- Threat to social harmony in the region due to damage to the social fabric of society.
- Affect law and order of the region >> undermines people’s trust in law of the land and state machineries >> threat to democracy.
- Lack of developmental activities and infrastructure in the disputed regions.
- Poor investment >> due to fear of conflicts and lack of security >> less economic activities >> less job creation >> unemployment >> more frustration among people >> more conflict
- Unwanted cost escalations for people and businesses due to additional security deployment at disputed borders
- Domino effect or chain reaction at other disputed borders or in other inter-state disputes such as river water, migration of people etc. due to trust deficit between states.

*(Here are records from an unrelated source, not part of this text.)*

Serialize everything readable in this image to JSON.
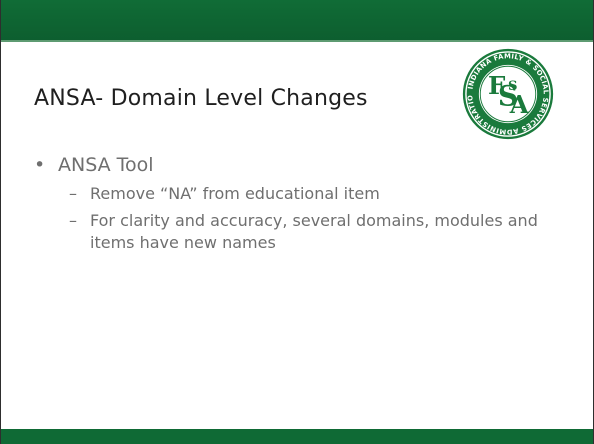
{
  "slide": {
    "title": "ANSA- Domain Level Changes",
    "bullets": [
      {
        "mark": "•",
        "text": "ANSA Tool",
        "sub_mark": "–",
        "subitems": [
          "Remove “NA” from educational item",
          "For clarity and accuracy, several domains, modules and items have new names"
        ]
      }
    ]
  },
  "logo": {
    "letters": "FSSA",
    "ring_text": "INDIANA FAMILY & SOCIAL SERVICES ADMINISTRATION",
    "color": "#1a7a3c"
  },
  "colors": {
    "band": "#0f6a35",
    "title": "#1f1f1f",
    "body": "#6f6f6f"
  }
}
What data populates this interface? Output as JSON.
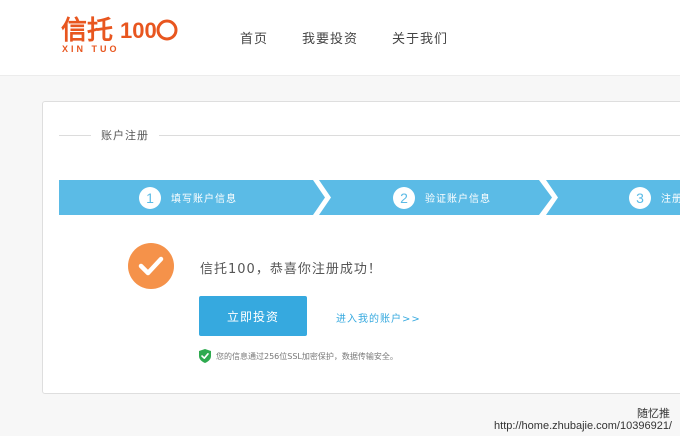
{
  "header": {
    "logo": {
      "main": "信托",
      "num": "100",
      "sub": "XIN TUO"
    },
    "nav": [
      "首页",
      "我要投资",
      "关于我们"
    ]
  },
  "section": {
    "title": "账户注册"
  },
  "steps": [
    {
      "num": "1",
      "label": "填写账户信息"
    },
    {
      "num": "2",
      "label": "验证账户信息"
    },
    {
      "num": "3",
      "label": "注册"
    }
  ],
  "success": {
    "message": "信托100，恭喜你注册成功！",
    "invest_button": "立即投资",
    "account_link": "进入我的账户>>",
    "notice": "您的信息通过256位SSL加密保护，数据传输安全。"
  },
  "watermark": {
    "name": "随忆推",
    "url": "http://home.zhubajie.com/10396921/"
  },
  "colors": {
    "accent": "#36a9df",
    "step_bar": "#5bbbe6",
    "success": "#f5924a",
    "logo": "#e8561f"
  }
}
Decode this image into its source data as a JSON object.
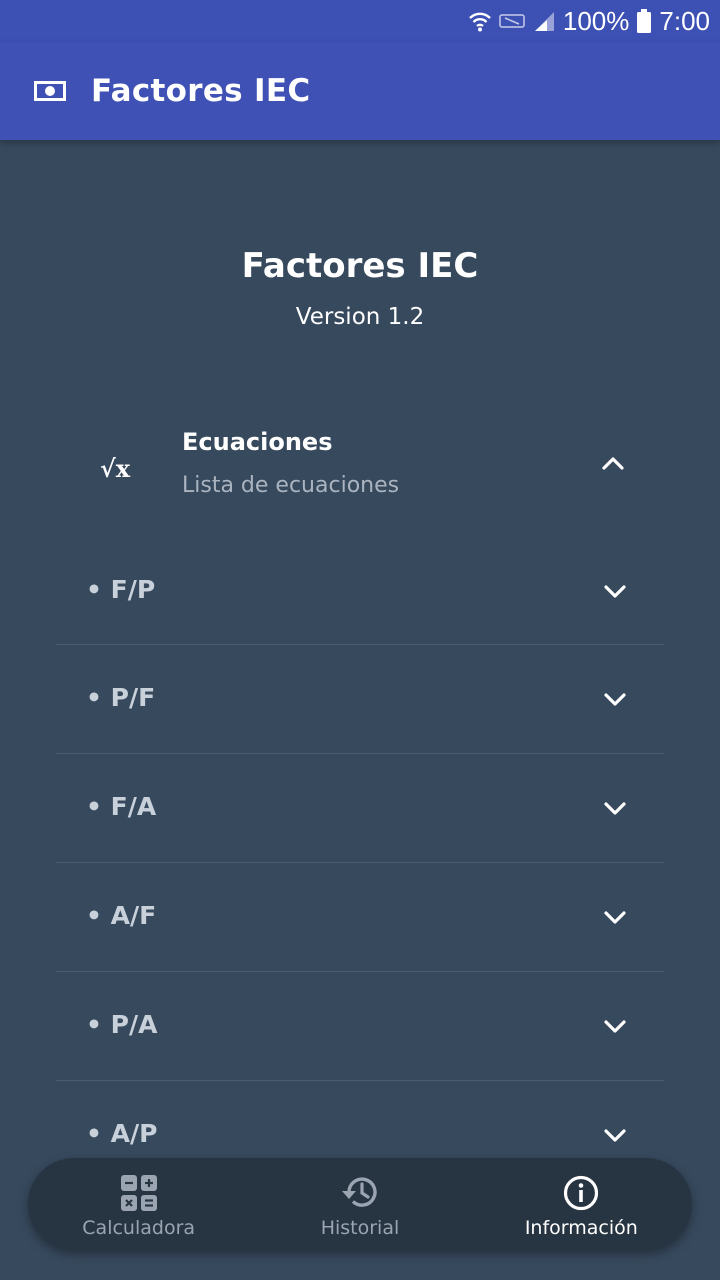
{
  "status_bar": {
    "battery": "100%",
    "time": "7:00"
  },
  "app_bar": {
    "title": "Factores IEC",
    "icon": "money-icon"
  },
  "about": {
    "title": "Factores IEC",
    "version": "Version 1.2"
  },
  "section": {
    "icon": "square-root-icon",
    "icon_glyph": "√x",
    "title": "Ecuaciones",
    "subtitle": "Lista de ecuaciones"
  },
  "equations": [
    {
      "label": "• F/P"
    },
    {
      "label": "• P/F"
    },
    {
      "label": "• F/A"
    },
    {
      "label": "• A/F"
    },
    {
      "label": "• P/A"
    },
    {
      "label": "• A/P"
    }
  ],
  "bottom_nav": {
    "items": [
      {
        "label": "Calculadora",
        "icon": "calculator-icon"
      },
      {
        "label": "Historial",
        "icon": "history-icon"
      },
      {
        "label": "Información",
        "icon": "info-icon",
        "active": true
      }
    ]
  },
  "colors": {
    "app_bar": "#3f51b5",
    "background": "#37495d",
    "bottom_nav": "#273441"
  }
}
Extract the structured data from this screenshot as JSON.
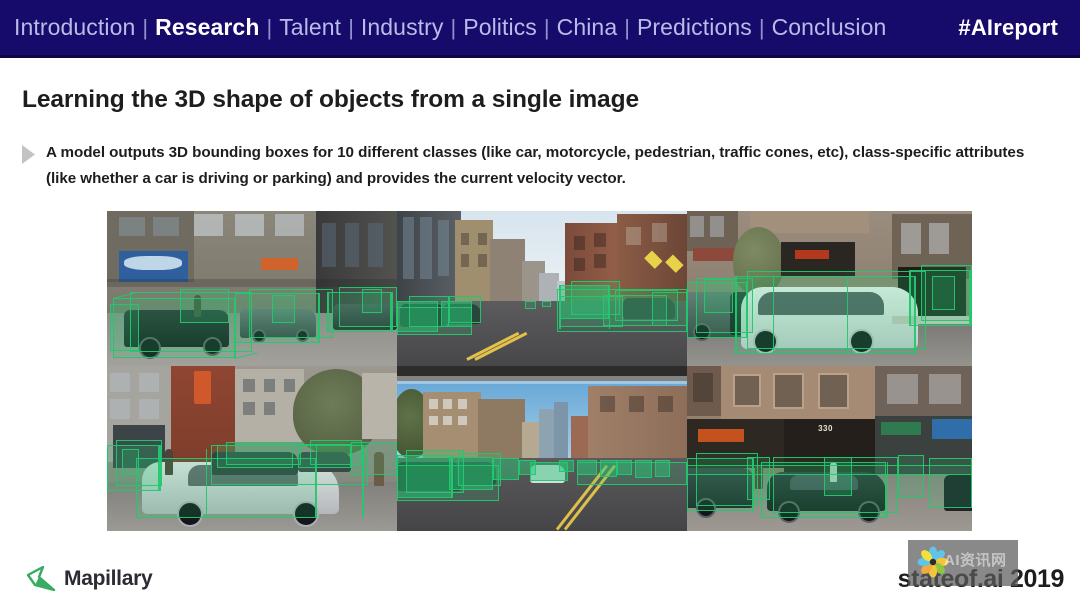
{
  "navbar": {
    "separator": "|",
    "items": [
      {
        "label": "Introduction",
        "active": false
      },
      {
        "label": "Research",
        "active": true
      },
      {
        "label": "Talent",
        "active": false
      },
      {
        "label": "Industry",
        "active": false
      },
      {
        "label": "Politics",
        "active": false
      },
      {
        "label": "China",
        "active": false
      },
      {
        "label": "Predictions",
        "active": false
      },
      {
        "label": "Conclusion",
        "active": false
      }
    ],
    "hashtag": "#AIreport",
    "background_color": "#160a6b",
    "link_color": "#b9bbe8",
    "active_color": "#ffffff"
  },
  "slide": {
    "title": "Learning the 3D shape of objects from a single image",
    "bullet": "A model outputs 3D bounding boxes for 10 different classes (like car, motorcycle, pedestrian, traffic cones, etc), class-specific attributes (like whether a car is driving or parking) and provides the current velocity vector.",
    "bullet_marker": "triangle-right-icon"
  },
  "figure": {
    "name": "3d-bounding-box-examples-grid",
    "bbox_color": "#22c86e",
    "photos": [
      {
        "id": "photo-1",
        "caption": "Street with parked dark cars beside storefronts"
      },
      {
        "id": "photo-2",
        "caption": "Narrow street corridor looking toward skyline"
      },
      {
        "id": "photo-3",
        "caption": "White minivan parked in front of brown building"
      },
      {
        "id": "photo-4",
        "caption": "Silver sedan parked with pedestrian on sidewalk"
      },
      {
        "id": "photo-5",
        "caption": "Wide avenue with traffic and bike racks"
      },
      {
        "id": "photo-6",
        "caption": "Dark sedans parked in front of building number 330"
      }
    ],
    "address_label": "330"
  },
  "footer": {
    "logo_mark": "mapillary-arrow-icon",
    "logo_text": "Mapillary",
    "brand": "stateof.ai 2019",
    "logo_color": "#3aab62"
  },
  "watermark": {
    "text": "AI资讯网",
    "icon": "flower-logo-icon"
  }
}
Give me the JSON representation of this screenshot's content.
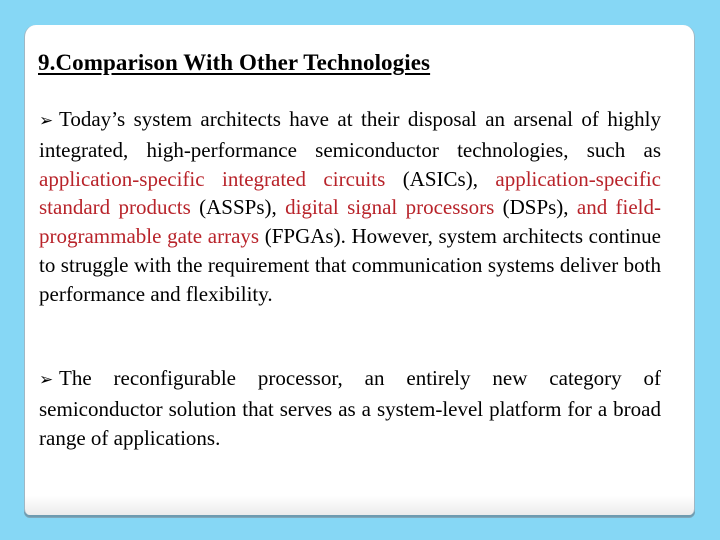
{
  "slide": {
    "title": "9.Comparison With Other Technologies",
    "accent_color": "#B8232A",
    "background_color": "#86D7F5",
    "bullet_icon": "arrow-bullet-icon",
    "bullet_glyph": "➢",
    "bullets": [
      {
        "segments": [
          {
            "text": "Today’s system architects have at their disposal an arsenal of highly integrated, high-performance semiconductor technologies, such as ",
            "highlight": false
          },
          {
            "text": "application-specific integrated circuits",
            "highlight": true
          },
          {
            "text": " (ASICs), ",
            "highlight": false
          },
          {
            "text": "application-specific standard products",
            "highlight": true
          },
          {
            "text": " (ASSPs), ",
            "highlight": false
          },
          {
            "text": "digital signal processors",
            "highlight": true
          },
          {
            "text": " (DSPs), ",
            "highlight": false
          },
          {
            "text": "and field-programmable gate arrays",
            "highlight": true
          },
          {
            "text": " (FPGAs). However, system architects continue to struggle with the requirement that communication systems deliver both performance and flexibility.",
            "highlight": false
          }
        ]
      },
      {
        "segments": [
          {
            "text": "The reconfigurable processor, an entirely new category of semiconductor solution that serves as a system-level platform for a broad range of applications.",
            "highlight": false
          }
        ]
      }
    ]
  }
}
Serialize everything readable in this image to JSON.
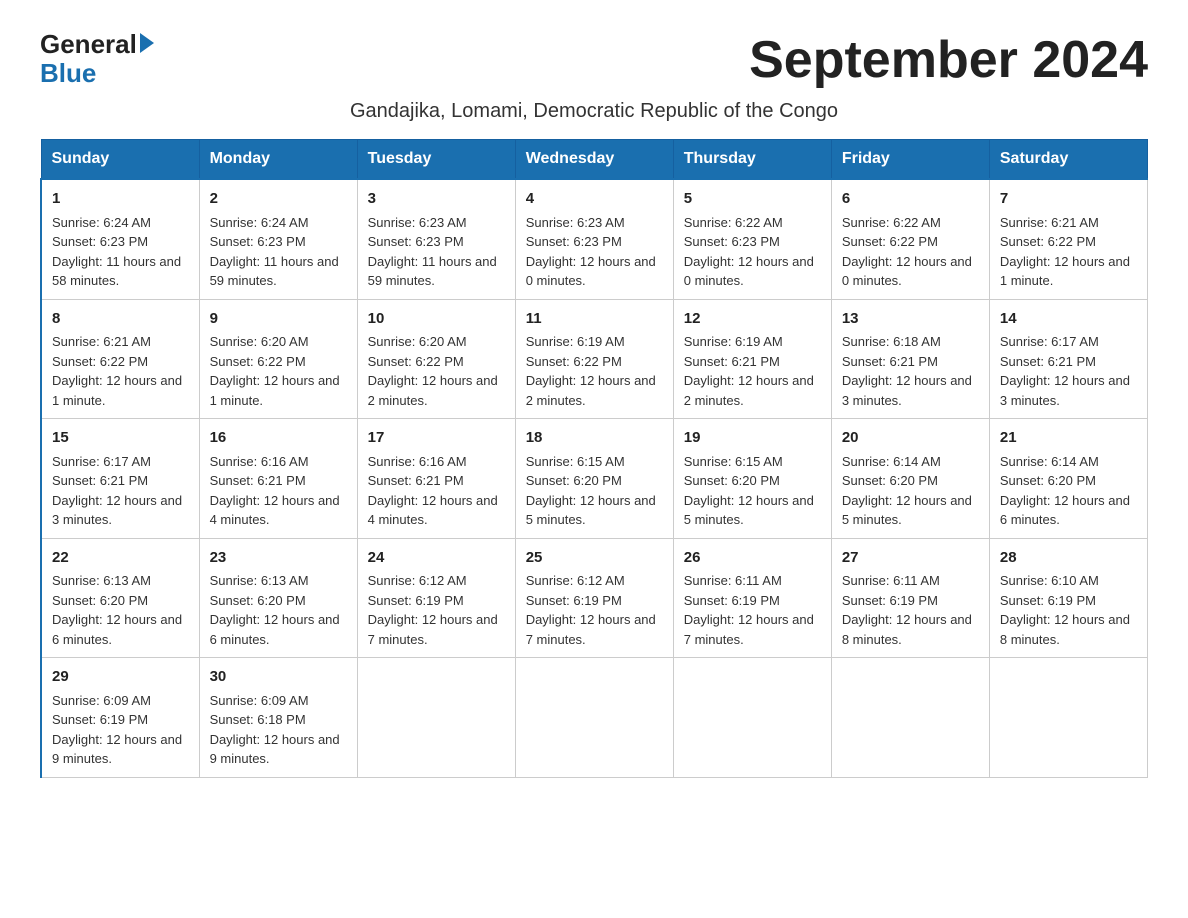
{
  "header": {
    "logo_general": "General",
    "logo_blue": "Blue",
    "month_title": "September 2024",
    "location": "Gandajika, Lomami, Democratic Republic of the Congo"
  },
  "days_of_week": [
    "Sunday",
    "Monday",
    "Tuesday",
    "Wednesday",
    "Thursday",
    "Friday",
    "Saturday"
  ],
  "weeks": [
    [
      {
        "day": "1",
        "sunrise": "6:24 AM",
        "sunset": "6:23 PM",
        "daylight": "11 hours and 58 minutes."
      },
      {
        "day": "2",
        "sunrise": "6:24 AM",
        "sunset": "6:23 PM",
        "daylight": "11 hours and 59 minutes."
      },
      {
        "day": "3",
        "sunrise": "6:23 AM",
        "sunset": "6:23 PM",
        "daylight": "11 hours and 59 minutes."
      },
      {
        "day": "4",
        "sunrise": "6:23 AM",
        "sunset": "6:23 PM",
        "daylight": "12 hours and 0 minutes."
      },
      {
        "day": "5",
        "sunrise": "6:22 AM",
        "sunset": "6:23 PM",
        "daylight": "12 hours and 0 minutes."
      },
      {
        "day": "6",
        "sunrise": "6:22 AM",
        "sunset": "6:22 PM",
        "daylight": "12 hours and 0 minutes."
      },
      {
        "day": "7",
        "sunrise": "6:21 AM",
        "sunset": "6:22 PM",
        "daylight": "12 hours and 1 minute."
      }
    ],
    [
      {
        "day": "8",
        "sunrise": "6:21 AM",
        "sunset": "6:22 PM",
        "daylight": "12 hours and 1 minute."
      },
      {
        "day": "9",
        "sunrise": "6:20 AM",
        "sunset": "6:22 PM",
        "daylight": "12 hours and 1 minute."
      },
      {
        "day": "10",
        "sunrise": "6:20 AM",
        "sunset": "6:22 PM",
        "daylight": "12 hours and 2 minutes."
      },
      {
        "day": "11",
        "sunrise": "6:19 AM",
        "sunset": "6:22 PM",
        "daylight": "12 hours and 2 minutes."
      },
      {
        "day": "12",
        "sunrise": "6:19 AM",
        "sunset": "6:21 PM",
        "daylight": "12 hours and 2 minutes."
      },
      {
        "day": "13",
        "sunrise": "6:18 AM",
        "sunset": "6:21 PM",
        "daylight": "12 hours and 3 minutes."
      },
      {
        "day": "14",
        "sunrise": "6:17 AM",
        "sunset": "6:21 PM",
        "daylight": "12 hours and 3 minutes."
      }
    ],
    [
      {
        "day": "15",
        "sunrise": "6:17 AM",
        "sunset": "6:21 PM",
        "daylight": "12 hours and 3 minutes."
      },
      {
        "day": "16",
        "sunrise": "6:16 AM",
        "sunset": "6:21 PM",
        "daylight": "12 hours and 4 minutes."
      },
      {
        "day": "17",
        "sunrise": "6:16 AM",
        "sunset": "6:21 PM",
        "daylight": "12 hours and 4 minutes."
      },
      {
        "day": "18",
        "sunrise": "6:15 AM",
        "sunset": "6:20 PM",
        "daylight": "12 hours and 5 minutes."
      },
      {
        "day": "19",
        "sunrise": "6:15 AM",
        "sunset": "6:20 PM",
        "daylight": "12 hours and 5 minutes."
      },
      {
        "day": "20",
        "sunrise": "6:14 AM",
        "sunset": "6:20 PM",
        "daylight": "12 hours and 5 minutes."
      },
      {
        "day": "21",
        "sunrise": "6:14 AM",
        "sunset": "6:20 PM",
        "daylight": "12 hours and 6 minutes."
      }
    ],
    [
      {
        "day": "22",
        "sunrise": "6:13 AM",
        "sunset": "6:20 PM",
        "daylight": "12 hours and 6 minutes."
      },
      {
        "day": "23",
        "sunrise": "6:13 AM",
        "sunset": "6:20 PM",
        "daylight": "12 hours and 6 minutes."
      },
      {
        "day": "24",
        "sunrise": "6:12 AM",
        "sunset": "6:19 PM",
        "daylight": "12 hours and 7 minutes."
      },
      {
        "day": "25",
        "sunrise": "6:12 AM",
        "sunset": "6:19 PM",
        "daylight": "12 hours and 7 minutes."
      },
      {
        "day": "26",
        "sunrise": "6:11 AM",
        "sunset": "6:19 PM",
        "daylight": "12 hours and 7 minutes."
      },
      {
        "day": "27",
        "sunrise": "6:11 AM",
        "sunset": "6:19 PM",
        "daylight": "12 hours and 8 minutes."
      },
      {
        "day": "28",
        "sunrise": "6:10 AM",
        "sunset": "6:19 PM",
        "daylight": "12 hours and 8 minutes."
      }
    ],
    [
      {
        "day": "29",
        "sunrise": "6:09 AM",
        "sunset": "6:19 PM",
        "daylight": "12 hours and 9 minutes."
      },
      {
        "day": "30",
        "sunrise": "6:09 AM",
        "sunset": "6:18 PM",
        "daylight": "12 hours and 9 minutes."
      },
      null,
      null,
      null,
      null,
      null
    ]
  ],
  "labels": {
    "sunrise_prefix": "Sunrise: ",
    "sunset_prefix": "Sunset: ",
    "daylight_prefix": "Daylight: "
  }
}
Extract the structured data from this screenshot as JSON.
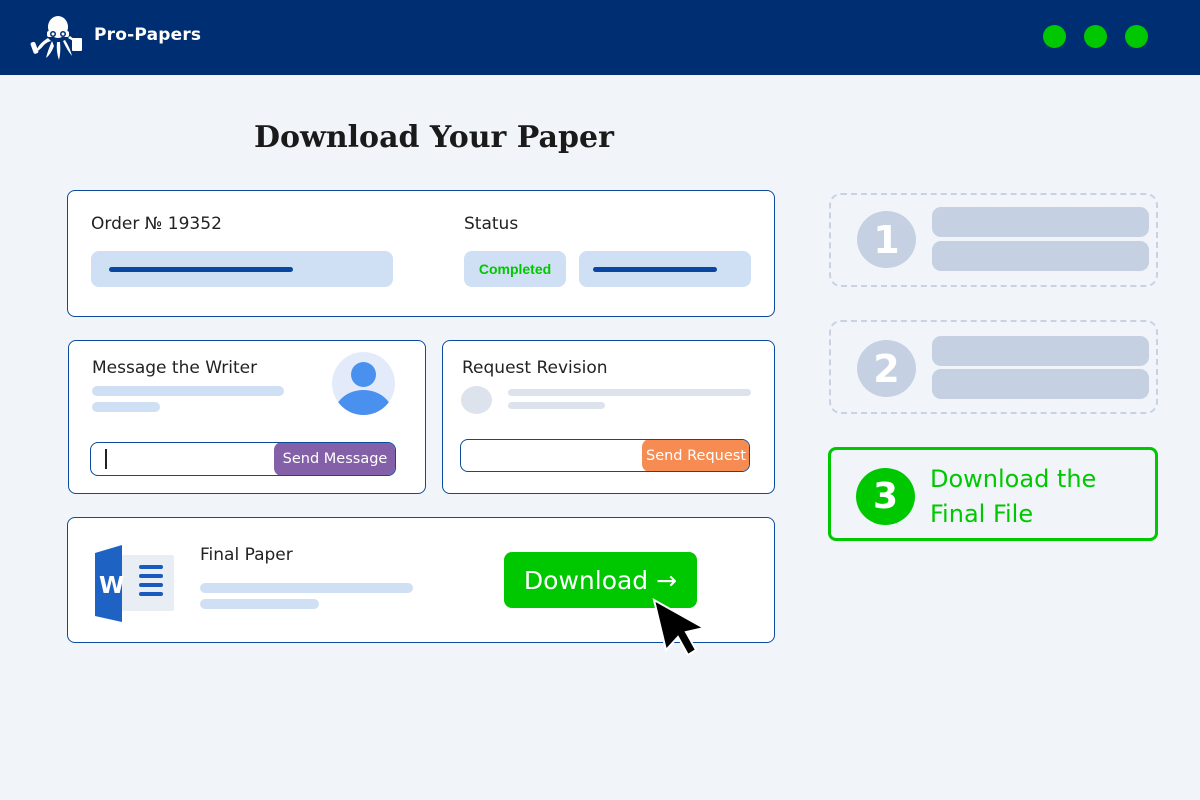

- Rise of secessionist tendencies and groups which pose a threat to internal security. For instance, it can lead to confluence of groups with enemies of India including hostile neighbours.
- Proper demarcation of boundaries through land surveys:
- Set up State committees to work with survey of India and other neutral agencies for land surveys.
- The local communities can also be engaged in this demarcation of borders.
- Deployment of force and surveillance technology:
- Maintain peace and tranquility along disputed areas by limited presence of police personnel and use of technology like UAV and satellite imagery for vigilance.
- Creating no-man’s land along the border
- Also remove the encroachments from both sides.
- It curtails economic and social interests behind the dispute and help to devise a “no lose” (non-zero sum) solution to territory dispute.
- Strengthening of Inter-State Councils and Zonal Councils:
- Frequent meetings of Inter-State Councils and Zonal Councils for convergence of interests between states and suggest institutional solutions to benefit both by dispute resolution.
- Mechanism to resolve border disputes:
- Time-bound resolution of border dispute cases and mechanism to implement its orders or recommendations of court-monitored commissions/mediators or tribunals.
- For instance, tribunals can be established to hear inter-state border disputes and interpret the old legal documents (e.g. in Assam-Mizoram dispute) to reach a solution.
- Proactive role of union government:
- Creation of conducive environment by Union Government to facilitate the coming together of states, based on the spirit of cooperative federalism, for agreement on mediation or implementing the existing recommendations from committees or Joint Administration.
- Political efforts:
- Though an ad hoc measure, but national parties could use their party machinery to reach a political understanding, helping to avoid its repercussions in social and economic sphere, keeping the boundaries only on land rather than to be drawn in people minds.
Q. Examine the role of central government in resolving inter-state border disputes. Also suggest few measures to address such issues in an amicable way.